It sounds basic but you cannot rely upon the paperwork given to you and you must confirm its contents. If you are given a Certificate of Incorporation, go onto Companies House or the appropriate state registry (gov.uk contains a list of key states) and confirm the company exists; Check the VAT number matches and is valid online (VIES); Confirm the directors and the registered address are as per your conversations; Carry out websites checks of passports and utility bills you have received (there are various website which permit you to confirm the validity of documents such as passport or ID cards and addresses).
3:Do A Site Visit, An Identity Check And A Credit Check.
You should meet an individual face to face, or, if this simply isn’t possible use Skype, facetime or one of the other online platforms. If you haven’t met the individual in person or seen them, how can you be sure that the person on the paperwork is who they say they are? You want a visual facial match to the documentation in front of you. Online credit checks are easily available and can be sourced on a one off basis for around £10 for UK registered entities or £30 for non UK companies. This will provide you with another independent check and a recommended credit rating. Many agencies also provide monitoring services for a monthly fee and you can create a portfolio of companies based upon their risk ratings.
4:Duty Status & Supply Chain.
For commercial confidentiality reasons you cannot force another company to provide you with details of their supplier but you can ask about where their goods are sourced from. Do they buy from manufacturers, other wholesalers, is it within the UK or from mainland EU? Are those goods duty paid or duty suspended? These answers can help form a defence if the goods are found to be non-duty paid. Remember that a refusal to provide this information is within itself an indicator of a potential risk, provided that no confidential information is requested.
5: Confirm Who Actually Controls And Owns The Company?
There is a difference between beneficial and controlling ownership. If another company owns the company you want to do trade with, you need to review that company’s ownership as well. Anyone who owns more than 25% of a company needs to be identified and ID obtained. Additionally you need to understand who controls the company and if they know what they are doing, e.g. a director who has a history in the industry or has had some exposure in a previous but similar type of company. You are looking to ensure that you are confident the company is run by the person or people you have met and that there isn’t someone in the shadows controlling the business.

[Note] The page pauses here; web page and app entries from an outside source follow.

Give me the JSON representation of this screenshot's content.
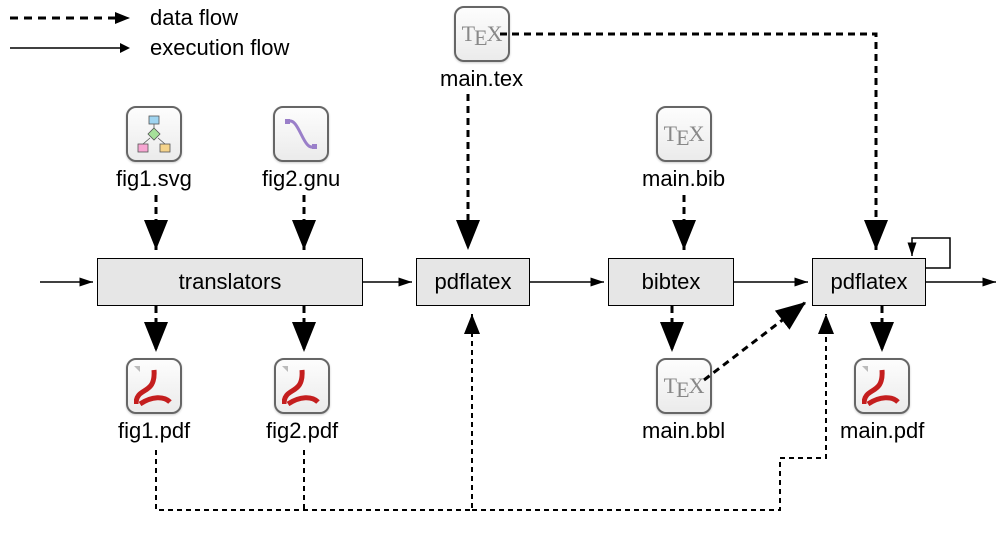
{
  "legend": {
    "data_flow": "data flow",
    "execution_flow": "execution flow"
  },
  "files": {
    "main_tex": "main.tex",
    "fig1_svg": "fig1.svg",
    "fig2_gnu": "fig2.gnu",
    "main_bib": "main.bib",
    "fig1_pdf": "fig1.pdf",
    "fig2_pdf": "fig2.pdf",
    "main_bbl": "main.bbl",
    "main_pdf": "main.pdf"
  },
  "processes": {
    "translators": "translators",
    "pdflatex1": "pdflatex",
    "bibtex": "bibtex",
    "pdflatex2": "pdflatex"
  }
}
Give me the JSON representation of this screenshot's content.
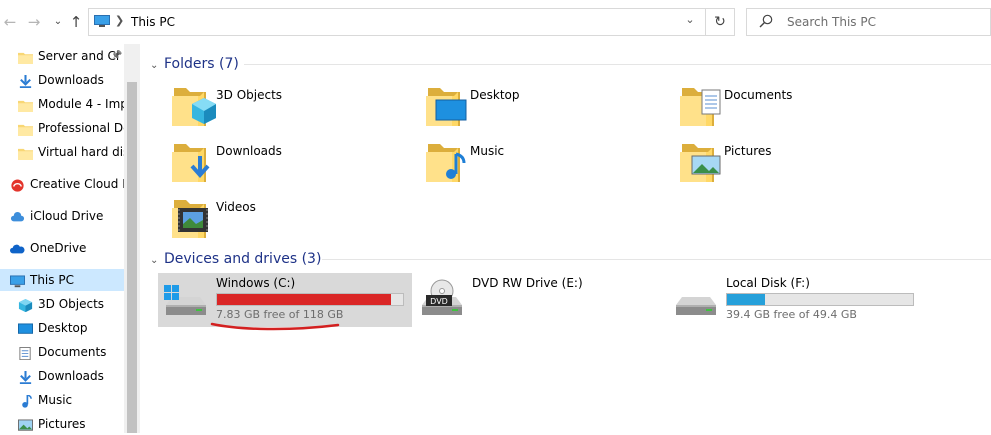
{
  "address_bar": {
    "path": "This PC",
    "back_icon": "back-arrow-icon",
    "forward_icon": "forward-arrow-icon",
    "recent_icon": "chevron-down-icon",
    "up_icon": "up-arrow-icon",
    "refresh_icon": "refresh-icon"
  },
  "search": {
    "placeholder": "Search This PC"
  },
  "sidebar": {
    "items": [
      {
        "label": "Server and Cl",
        "icon": "folder-icon",
        "pinned": true
      },
      {
        "label": "Downloads",
        "icon": "download-arrow-icon"
      },
      {
        "label": "Module 4 - Impl",
        "icon": "folder-icon"
      },
      {
        "label": "Professional Dev",
        "icon": "folder-icon"
      },
      {
        "label": "Virtual hard disk",
        "icon": "folder-icon"
      },
      {
        "label": "Creative Cloud Fil",
        "icon": "creative-cloud-icon"
      },
      {
        "label": "iCloud Drive",
        "icon": "icloud-icon"
      },
      {
        "label": "OneDrive",
        "icon": "onedrive-icon"
      },
      {
        "label": "This PC",
        "icon": "computer-icon",
        "selected": true
      },
      {
        "label": "3D Objects",
        "icon": "cube-icon"
      },
      {
        "label": "Desktop",
        "icon": "desktop-icon"
      },
      {
        "label": "Documents",
        "icon": "documents-icon"
      },
      {
        "label": "Downloads",
        "icon": "download-arrow-icon"
      },
      {
        "label": "Music",
        "icon": "music-note-icon"
      },
      {
        "label": "Pictures",
        "icon": "pictures-icon"
      }
    ]
  },
  "folders": {
    "heading": "Folders (7)",
    "items": [
      {
        "name": "3D Objects",
        "icon": "3d-objects-folder-icon"
      },
      {
        "name": "Desktop",
        "icon": "desktop-folder-icon"
      },
      {
        "name": "Documents",
        "icon": "documents-folder-icon"
      },
      {
        "name": "Downloads",
        "icon": "downloads-folder-icon"
      },
      {
        "name": "Music",
        "icon": "music-folder-icon"
      },
      {
        "name": "Pictures",
        "icon": "pictures-folder-icon"
      },
      {
        "name": "Videos",
        "icon": "videos-folder-icon"
      }
    ]
  },
  "devices": {
    "heading": "Devices and drives (3)",
    "items": [
      {
        "name": "Windows (C:)",
        "free_text": "7.83 GB free of 118 GB",
        "used_fraction": 0.934,
        "bar_color": "#da2626",
        "selected": true
      },
      {
        "name": "DVD RW Drive (E:)",
        "has_bar": false
      },
      {
        "name": "Local Disk (F:)",
        "free_text": "39.4 GB free of 49.4 GB",
        "used_fraction": 0.202,
        "bar_color": "#26a0da"
      }
    ]
  },
  "colors": {
    "selection_bg": "#cce8ff",
    "drive_selected_bg": "#d9d9d9",
    "group_heading": "#1e3287",
    "annotation_underline": "#d32020"
  }
}
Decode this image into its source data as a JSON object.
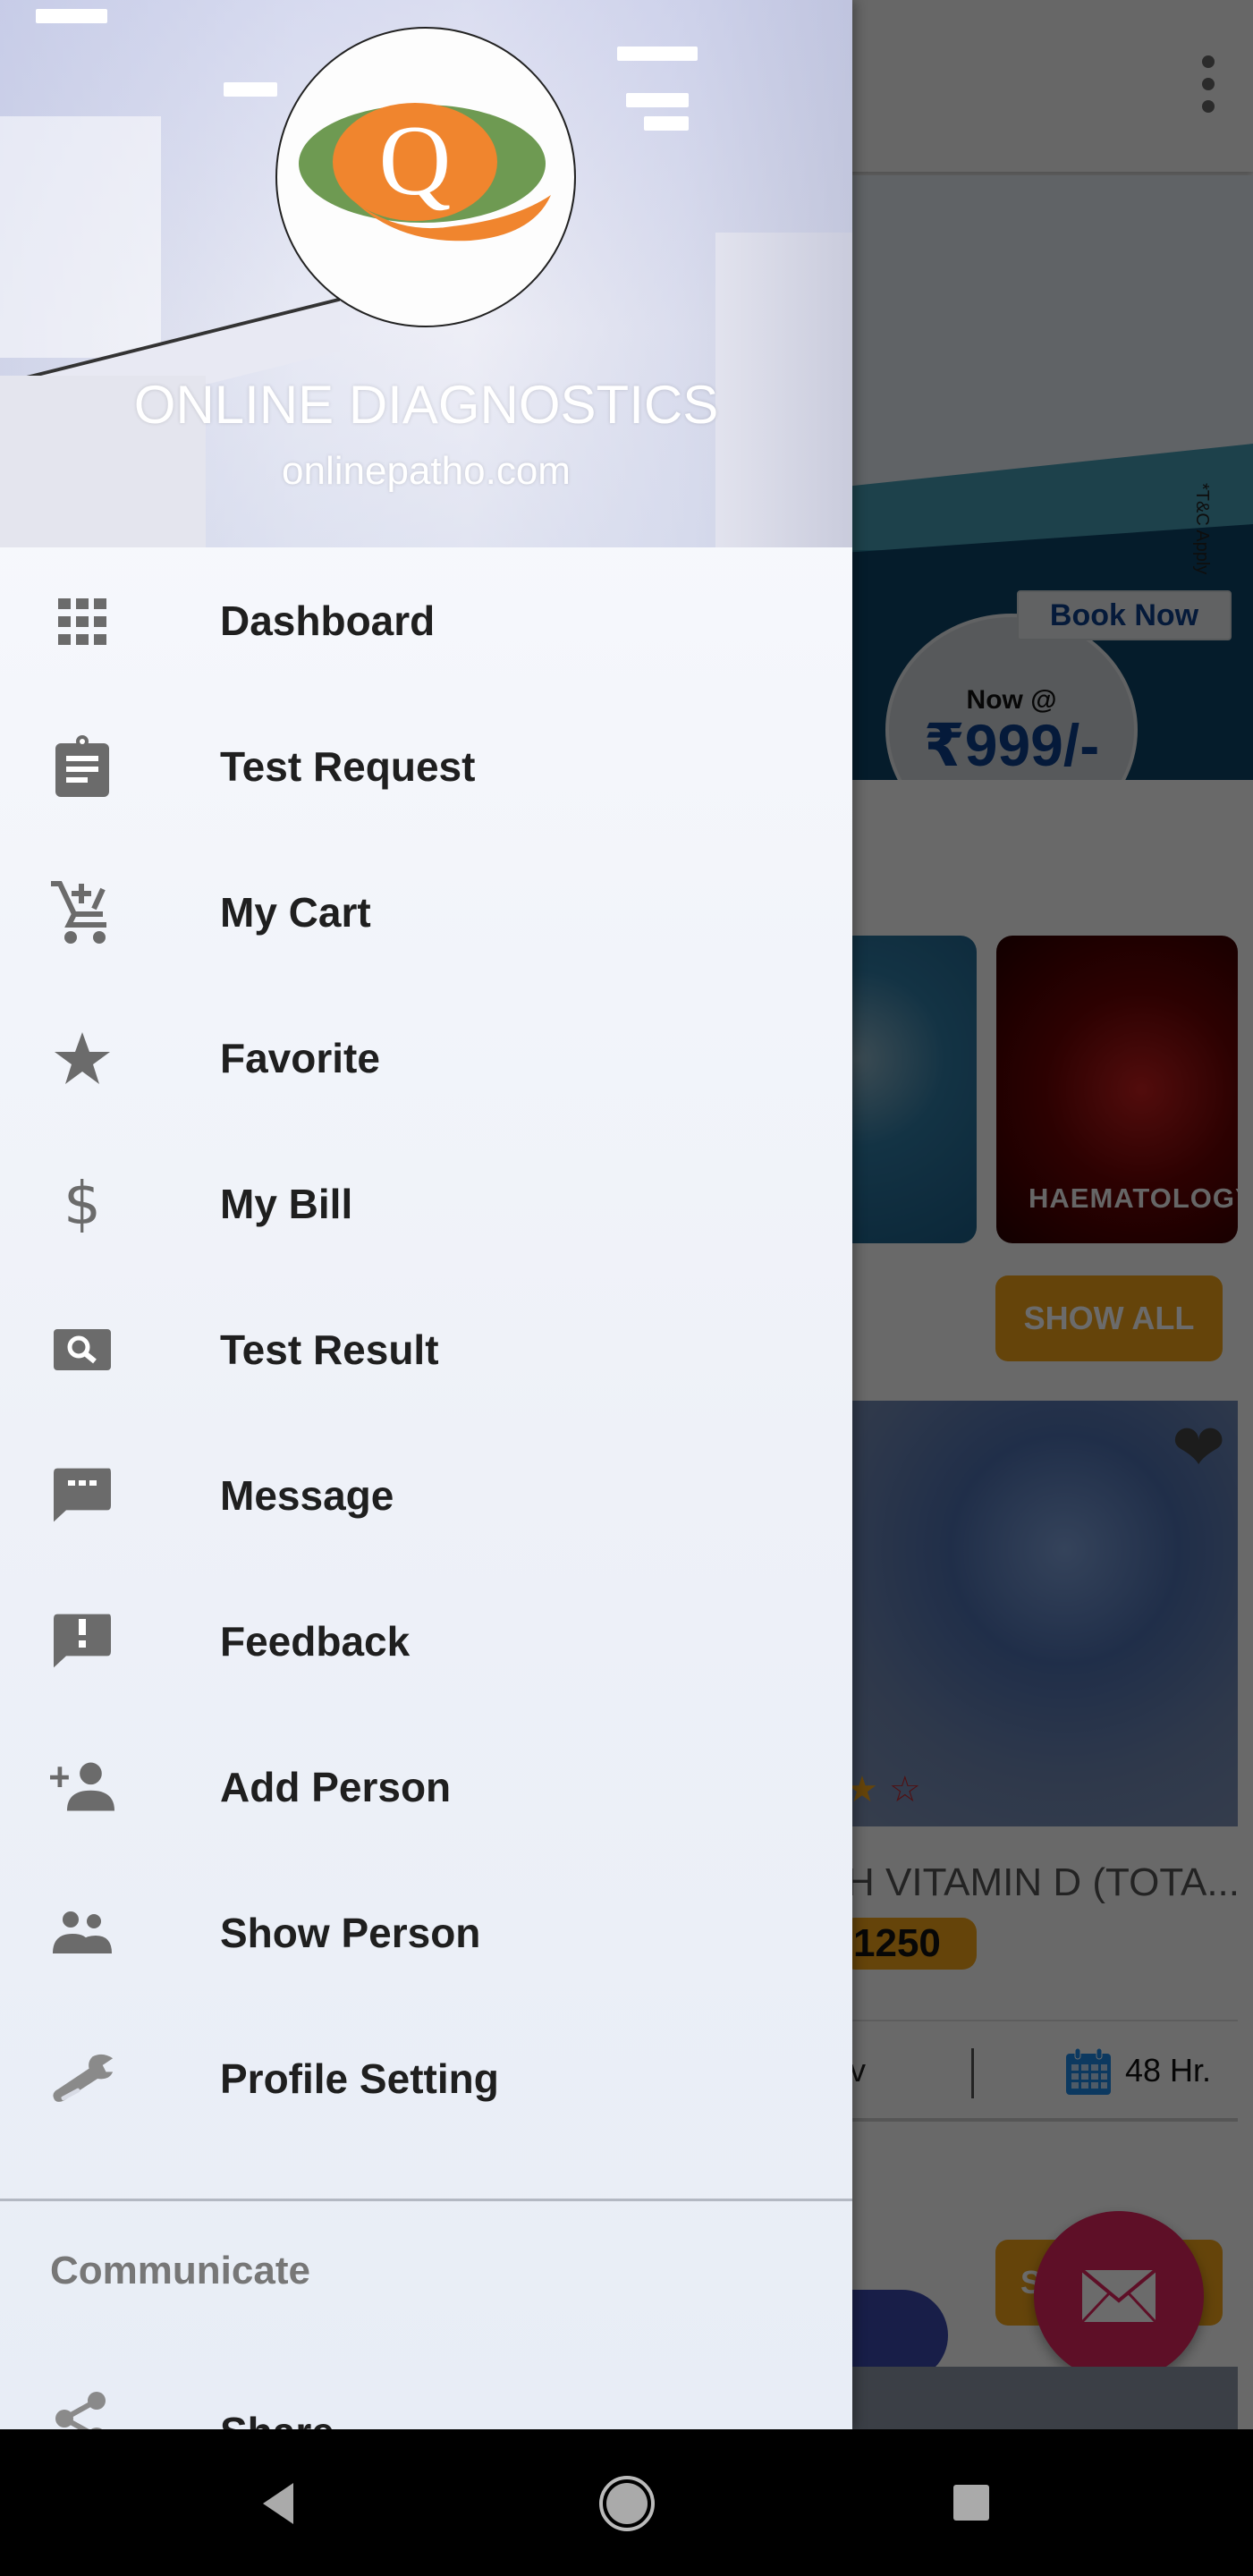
{
  "app": {
    "title": "ONLINE DIAGNOSTICS",
    "subtitle": "onlinepatho.com",
    "logo_letter": "Q",
    "logo_colors": {
      "green": "#6e9a52",
      "orange": "#f0852e"
    }
  },
  "drawer": {
    "menu_items": [
      {
        "label": "Dashboard",
        "icon": "grid-icon"
      },
      {
        "label": "Test Request",
        "icon": "clipboard-icon"
      },
      {
        "label": "My Cart",
        "icon": "add-cart-icon"
      },
      {
        "label": "Favorite",
        "icon": "star-icon"
      },
      {
        "label": "My Bill",
        "icon": "dollar-icon"
      },
      {
        "label": "Test Result",
        "icon": "search-icon"
      },
      {
        "label": "Message",
        "icon": "chat-icon"
      },
      {
        "label": "Feedback",
        "icon": "feedback-icon"
      },
      {
        "label": "Add Person",
        "icon": "person-add-icon"
      },
      {
        "label": "Show Person",
        "icon": "people-icon"
      },
      {
        "label": "Profile Setting",
        "icon": "wrench-icon"
      }
    ],
    "section_label": "Communicate",
    "section_items": [
      {
        "label": "Share",
        "icon": "share-icon"
      }
    ],
    "icon_color": "#6b6b6b"
  },
  "background_app": {
    "banner": {
      "now_label": "Now @",
      "price": "₹999/-",
      "terms": "*T&C Apply",
      "book_button": "Book Now"
    },
    "categories": [
      {
        "label": ""
      },
      {
        "label": "HAEMATOLOGY"
      }
    ],
    "show_all_label": "SHOW ALL",
    "product": {
      "title": "H VITAMIN D (TOTA...",
      "price": "1250",
      "left_info": "v",
      "turnaround": "48 Hr."
    },
    "second_button_label": "S",
    "accent_color": "#f0a319",
    "fab_color": "#e0245e"
  },
  "nav_bar": {
    "back": "back-icon",
    "home": "home-icon",
    "recents": "recents-icon"
  }
}
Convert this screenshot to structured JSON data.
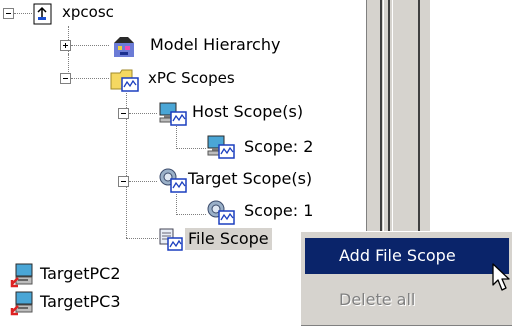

6: Do You Know Who Is Moving The Goods And Why?
Some of the most common alcohol frauds are duplicate transport runs in from Mainland Europe, loads that do not actually leave the country, loads that do not actually make it to its destination. Understand who will be moving your goods and whether they have what is required to do this correctly as this could assist if any issues are raised at a later stage. This area is often disputed, but HMRC cannot require FITTED level due diligence to be undertaken on Hauliers by wholesalers unless they are directly instructed, but as they are companies involved in the supply chain of Alcohol, some due diligence on Hauliers must be undertaken.
7:The Deal – Is It Too Good To Be True?
How much are the goods? Does it make commercial sense? These are questions that only those in the industry who know the market pricing can answer, markets go up and down depending on demand and product quality. Law firms, accountants, tax advisors are not commercially trading in your market and cannot comment accurately on the commerciality of a deal.
Confidentiality – Your due diligence contains some sensitive business information. It is possible to clone a company and obtain fake utility bills on line so be aware. Don’t make yourself an easy target by putting your paperwork online and only provide your company paperwork to entities that you know you want to trade with and have carried out at least some basic checks on.